In PM4SD the sustainable variable is a fundamental success factor.
A Sustainable project aims to reduce the negative impact of tourism activity and to increase the range of positive impacts. “Sustainability principles refer to the environmental, economic and socio-cultural aspects of tourism development, and a suitable balance must be established between these three dimensions to guarantee its long-term sustainability”.
Sustainable projects should:
- Make optimal use of environmental resources that constitute a key element in tourism development, maintaining essential ecological processes and helping to conserve natural resources and biodiversity
- Respect the socio-cultural authenticity of host communities, conserve their built and living cultural heritage and traditional values, and contribute to inter-cultural understanding and tolerance

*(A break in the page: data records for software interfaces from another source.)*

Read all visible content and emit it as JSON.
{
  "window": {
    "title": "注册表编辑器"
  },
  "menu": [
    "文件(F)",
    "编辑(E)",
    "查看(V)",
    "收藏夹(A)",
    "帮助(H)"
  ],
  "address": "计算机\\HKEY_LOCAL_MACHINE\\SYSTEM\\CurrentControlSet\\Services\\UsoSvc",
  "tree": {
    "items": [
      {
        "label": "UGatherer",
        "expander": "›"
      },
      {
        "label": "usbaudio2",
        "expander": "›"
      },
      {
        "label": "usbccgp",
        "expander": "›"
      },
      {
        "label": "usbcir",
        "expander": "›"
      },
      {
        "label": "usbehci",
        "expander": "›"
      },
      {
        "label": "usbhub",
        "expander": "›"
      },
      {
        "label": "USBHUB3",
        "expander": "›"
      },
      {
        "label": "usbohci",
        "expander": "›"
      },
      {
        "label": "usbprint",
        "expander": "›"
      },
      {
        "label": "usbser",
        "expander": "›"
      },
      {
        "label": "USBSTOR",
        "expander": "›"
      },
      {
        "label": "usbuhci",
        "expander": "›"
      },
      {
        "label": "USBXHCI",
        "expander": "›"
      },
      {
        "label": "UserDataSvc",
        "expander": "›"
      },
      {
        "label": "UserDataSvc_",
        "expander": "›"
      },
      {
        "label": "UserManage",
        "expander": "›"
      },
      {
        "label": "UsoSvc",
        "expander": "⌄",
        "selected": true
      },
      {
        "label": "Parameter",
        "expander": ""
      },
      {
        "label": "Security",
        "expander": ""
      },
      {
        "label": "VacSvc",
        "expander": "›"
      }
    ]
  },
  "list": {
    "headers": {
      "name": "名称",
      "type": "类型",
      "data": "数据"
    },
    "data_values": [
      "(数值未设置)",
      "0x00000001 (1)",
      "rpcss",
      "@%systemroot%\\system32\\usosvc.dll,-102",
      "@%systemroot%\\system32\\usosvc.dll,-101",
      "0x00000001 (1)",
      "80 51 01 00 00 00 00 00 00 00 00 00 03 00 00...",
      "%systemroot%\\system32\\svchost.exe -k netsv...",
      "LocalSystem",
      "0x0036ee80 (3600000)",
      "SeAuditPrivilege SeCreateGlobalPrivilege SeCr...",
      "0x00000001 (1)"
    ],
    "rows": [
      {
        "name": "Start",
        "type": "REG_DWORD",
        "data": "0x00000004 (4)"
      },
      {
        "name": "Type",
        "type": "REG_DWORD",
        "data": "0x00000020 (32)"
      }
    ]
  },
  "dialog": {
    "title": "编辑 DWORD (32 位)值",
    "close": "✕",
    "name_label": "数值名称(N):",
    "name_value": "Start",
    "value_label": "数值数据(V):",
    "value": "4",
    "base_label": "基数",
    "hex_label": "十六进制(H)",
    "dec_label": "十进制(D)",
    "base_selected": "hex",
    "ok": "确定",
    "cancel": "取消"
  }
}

- Ensure viable, long-term economic operations, providing socio-economic benefits to all stakeholders that are fairly distributed, including stable employment and income-earning opportunities and social services to host communities, and contributing to poverty alleviation
- Maintain a high level of tourist satisfaction
- Raising their awareness about sustainability issues and promoting sustainable tourism practices amongst them.
In this context, PM4SD applies the use of sustainable criteria, as a practical and scientific tool to planning and monitoring activities.
In the rest of the manual we will constantly refer back to these 6+1 variable objectives although they will be referred to as Tolerances as it is by setting the maximum/minimum permissible deviation from these objectives that the Project Management Team is able to monitor and report on the progress of a project.